Book Review by Mary Crocco

Saturday, November 12, 2011

She Had No Choice by Debra Burroughs

She Had No Choice is a family drama which originates in Sonora, Mexico. The year is 1918 during the Spanish influenza epidemic. The Ramirez family has already lost four children due to the outbreak. Juanita and Emilio make the decision to give up the land and home they own in Mexico and flee to Arizona to save their family.

Once in Arizona, the family is free from the flu epidemic; however, life is far from easy. Work is hard to get for migrant farm workers and the family suffers. Juanita dies and Emilio is left with his sons and two daughters. He sends one of his daughters, Sophia, to live with his sister, Consuela, in Phoenix. He thinks she will have a better life. For six years Sophia works as a servant girl for her Tia and the abuse only ends with Tia Consuela’s death.

Sophia makes poor decisions regarding men. She ends up alone and pregnant with her first daughter, Eva. Her second relationship she is a victim of domestic abuse from Carlos, who continually beats and abuses her and her children for 25 years. She has a child almost every other year and her life is a living hell.

Eva’s life is not going as expected. She is abandoned with two children. She is determined to rise above her adversities while trying to help her mother escape abuse from Carlos.

Does Eva succeed? Does Sophia have any part in the plan? Does either woman find real love?

Burroughs writes with such intensity and you feel what each character is going through on each and every page. She states the book is inspired by a series of true stories. I feel this enhances the reader’s expectations.

The story ends in 1960 and I am hoping for a sequel! Sophia and Eva, along with their families, have come a long way since 1918. I want to follow their lives and I have no doubt all readers who enjoy She Had No Choice will agree.

Book Review by Mary Crocco

Thursday, November 10, 2011

The Dig: Zoe and Zeus by Audrey Hart

Greek Mythology has never been more entertaining than in Audrey Hart’s novel, The Dig: Zoe and Zeus. Hart integrates values and morals for the young adult readers while taking all her readers on a journey back in time, 3,000 years to be exact. The year is 1000 BC, and the place is Crete, an island in Greece.

Zoe is a 17-year-old teenager who attends Greeley Academy, a boarding school in Connecticut. She is a loner with a laissez-faire attitude about her appearance, such as her cowlick and her smile. She doesn’t like groups and she feels like an outcast most of the time. She has trust issues, but she does have a best friend, CeeCee, who has a different way of seeing and doing things, especially when it comes to boys, but nevertheless they are best friends.

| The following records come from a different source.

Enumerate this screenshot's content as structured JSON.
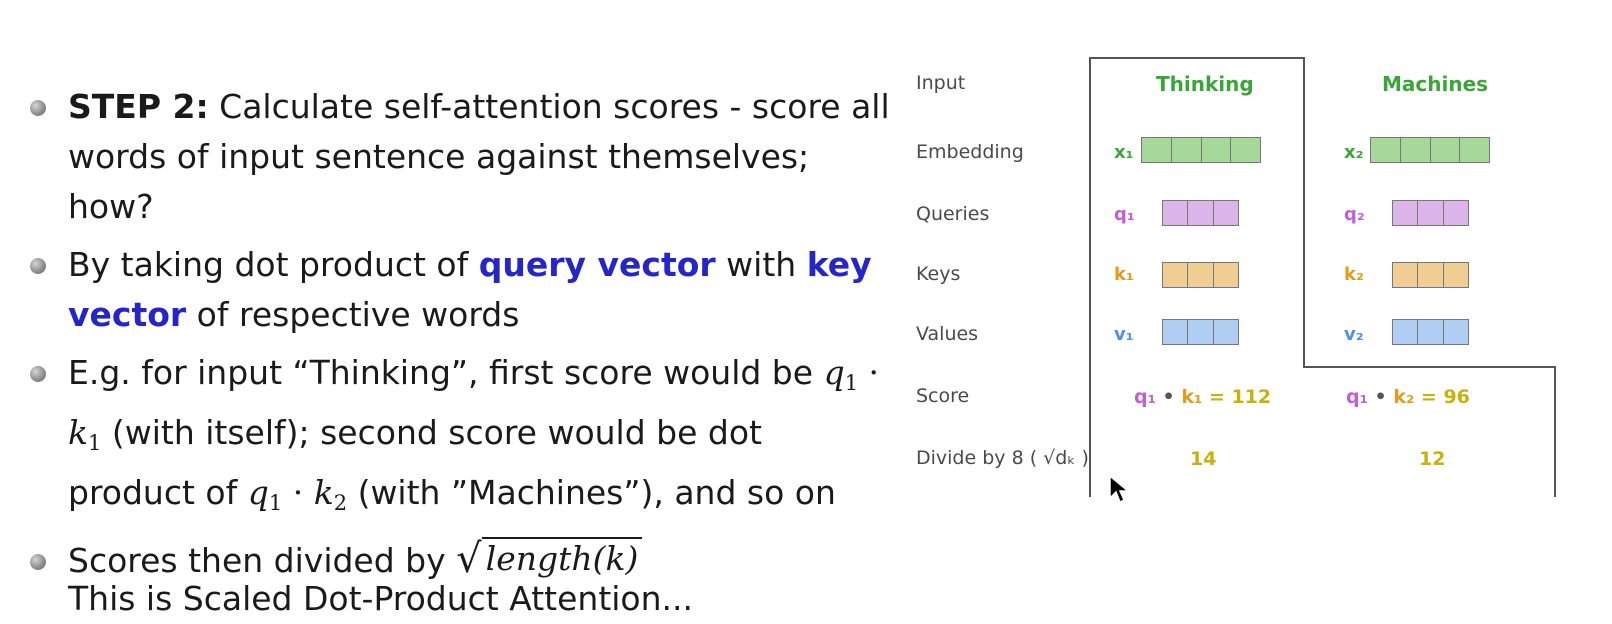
{
  "slide": {
    "bullets": [
      {
        "bold_lead": "STEP 2:",
        "text": " Calculate self-attention scores - score all words of input sentence against themselves; how?"
      },
      {
        "t1": "By taking dot product of ",
        "hl1": "query vector",
        "t2": " with ",
        "hl2": "key vector",
        "t3": " of respective words"
      },
      {
        "t1": "E.g. for input “Thinking”, first score would be ",
        "m1": "q",
        "m1s": "1",
        "dot1": " · ",
        "m2": "k",
        "m2s": "1",
        "t2": " (with itself); second score would be dot product of ",
        "m3": "q",
        "m3s": "1",
        "dot2": " · ",
        "m4": "k",
        "m4s": "2",
        "t3": " (with ”Machines”), and so on"
      },
      {
        "t1": "Scores then divided by ",
        "sqrt_symbol": "√",
        "sqrt_body": "length(k)"
      }
    ],
    "cutoff_text": "This is Scaled Dot-Product Attention..."
  },
  "diagram": {
    "rows": [
      "Input",
      "Embedding",
      "Queries",
      "Keys",
      "Values",
      "Score",
      "Divide by 8 ( √dₖ )"
    ],
    "words": [
      "Thinking",
      "Machines"
    ],
    "vectors": {
      "x1": "x₁",
      "x2": "x₂",
      "q1": "q₁",
      "q2": "q₂",
      "k1": "k₁",
      "k2": "k₂",
      "v1": "v₁",
      "v2": "v₂"
    },
    "scores": [
      {
        "q": "q₁",
        "op": " • ",
        "k": "k₁",
        "eq": " = ",
        "value": "112"
      },
      {
        "q": "q₁",
        "op": " • ",
        "k": "k₂",
        "eq": " = ",
        "value": "96"
      }
    ],
    "divided": [
      "14",
      "12"
    ],
    "colors": {
      "embedding": "#a6d89a",
      "query": "#dbb5ea",
      "key": "#f0cd92",
      "value": "#b0cdf3",
      "word": "#3aa63a",
      "score": "#c8b20a"
    }
  }
}
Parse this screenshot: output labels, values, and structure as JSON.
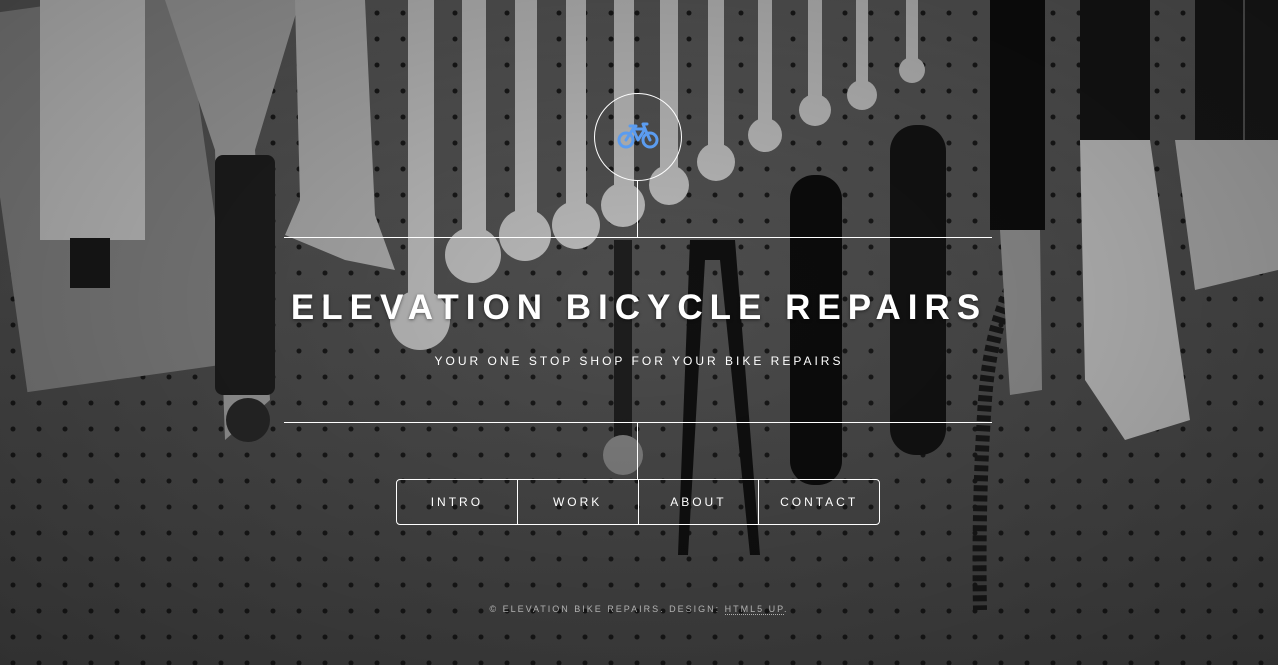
{
  "header": {
    "logo_icon": "bicycle-icon",
    "title": "ELEVATION BICYCLE REPAIRS",
    "subtitle": "YOUR ONE STOP SHOP FOR YOUR BIKE REPAIRS"
  },
  "nav": {
    "items": [
      {
        "label": "INTRO"
      },
      {
        "label": "WORK"
      },
      {
        "label": "ABOUT"
      },
      {
        "label": "CONTACT"
      }
    ]
  },
  "footer": {
    "copyright": "© ELEVATION BIKE REPAIRS. DESIGN: ",
    "credit_link": "HTML5 UP",
    "period": "."
  },
  "colors": {
    "text": "#ffffff",
    "icon_accent": "#5b9cf0",
    "background": "#555555"
  }
}
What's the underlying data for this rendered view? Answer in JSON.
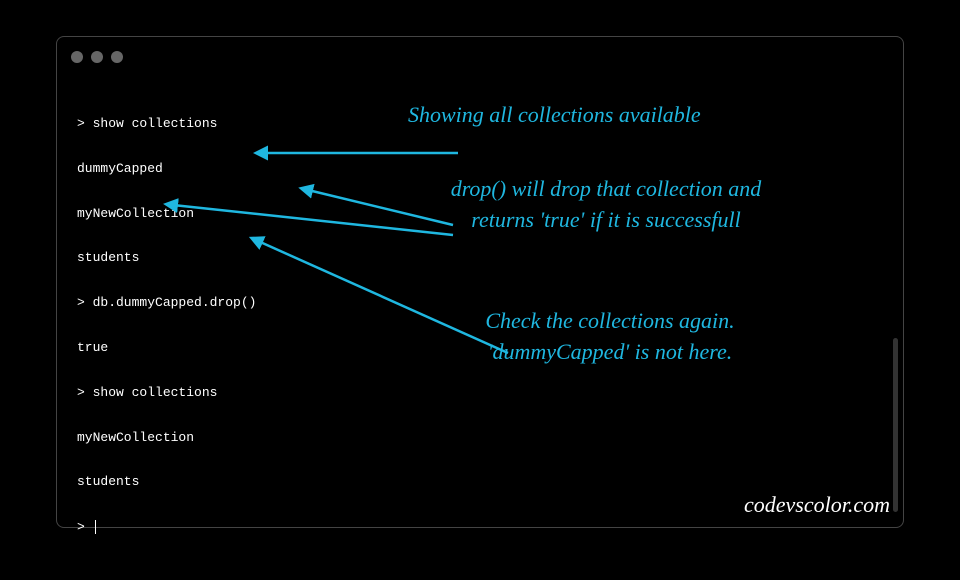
{
  "terminal": {
    "lines": [
      "> show collections",
      "dummyCapped",
      "myNewCollection",
      "students",
      "> db.dummyCapped.drop()",
      "true",
      "> show collections",
      "myNewCollection",
      "students",
      "> "
    ]
  },
  "annotations": {
    "a1": "Showing all collections available",
    "a2": "drop() will drop that collection and\nreturns 'true' if it is successfull",
    "a3": "Check the collections again.\n'dummyCapped' is not here."
  },
  "watermark": "codevscolor.com",
  "colors": {
    "annotation": "#1fb7e0",
    "text": "#ffffff",
    "background": "#000000"
  }
}
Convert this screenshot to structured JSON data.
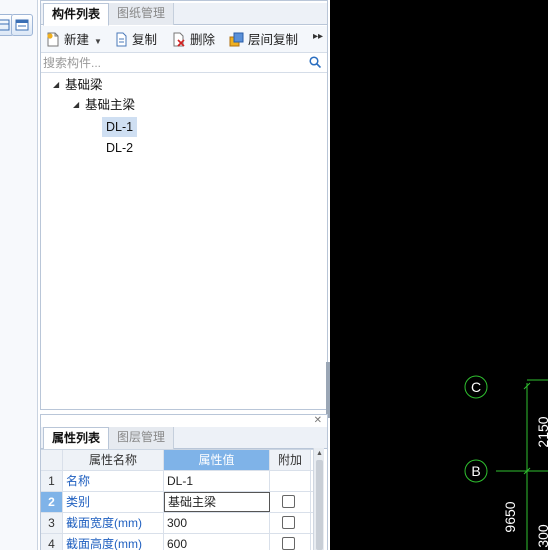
{
  "component_panel": {
    "tabs": [
      {
        "label": "构件列表",
        "active": true
      },
      {
        "label": "图纸管理",
        "active": false
      }
    ],
    "toolbar": {
      "new_label": "新建",
      "copy_label": "复制",
      "delete_label": "删除",
      "floor_copy_label": "层间复制"
    },
    "search": {
      "placeholder": "搜索构件..."
    },
    "tree": {
      "root": "基础梁",
      "group": "基础主梁",
      "items": [
        "DL-1",
        "DL-2"
      ],
      "selected": "DL-1"
    }
  },
  "property_panel": {
    "tabs": [
      {
        "label": "属性列表",
        "active": true
      },
      {
        "label": "图层管理",
        "active": false
      }
    ],
    "headers": {
      "name": "属性名称",
      "value": "属性值",
      "extra": "附加"
    },
    "rows": [
      {
        "num": "1",
        "name": "名称",
        "value": "DL-1",
        "has_check": false
      },
      {
        "num": "2",
        "name": "类别",
        "value": "基础主梁",
        "has_check": true
      },
      {
        "num": "3",
        "name": "截面宽度(mm)",
        "value": "300",
        "has_check": true
      },
      {
        "num": "4",
        "name": "截面高度(mm)",
        "value": "600",
        "has_check": true
      }
    ],
    "selected_row": "2"
  },
  "canvas": {
    "axis_labels": [
      "C",
      "B"
    ],
    "dimensions": [
      "2150",
      "9650",
      "300"
    ],
    "background": "#000000",
    "axis_color": "#2fbf2f"
  }
}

Zoe lost her parents when she was 12 years old and her Aunt Sophia and Uncle Alex look out for her. She loves them both very much. Aunt Sophia and Uncle Alex wait for Zoe to arrive in Greece for her seventh annual archaeological dig. Being the loner that she he is, Zoe is looking forward to being alone and doing what she loves best, getting down and dirty in a dig.

But this is not the archaeological dig Zoe expected. She ends up traveling through time to the year 1000 BC, where she is a goddess who possesses magical powers. She meets all the other Greek gods, goddesses, nymphs and more in the Kocaba forest. Now keep in mind, Zoe doesn’t like Greek mythology. She thinks the gods are unlikable, impulsive, and egotistical. Then she meets Zeus, who ends up . . . well; you must read the book to find out!

There are outstanding subliminal messages hidden in The Dig: Zoe and Zeus. They address friendship, trust, self-esteem, bullying, and love, just to name a few. Hart integrates academic lessons learned in school that students believe have no relevance. She introduces new vocabulary and endless metaphors to enjoy. She uses current TV shows and pop culture to keep the young reader interested.

I recommend The Dig: Zoe and Zeus for readers of all ages. Young adults will truly enjoy this adventure while secretly learning life lessons. Adults will appreciate the humor Audrey Hart sneaks in just for us, such as the reference to the Three Stooges!

I look forward to the second book in this trilogy!

Book Review by Mary Crocco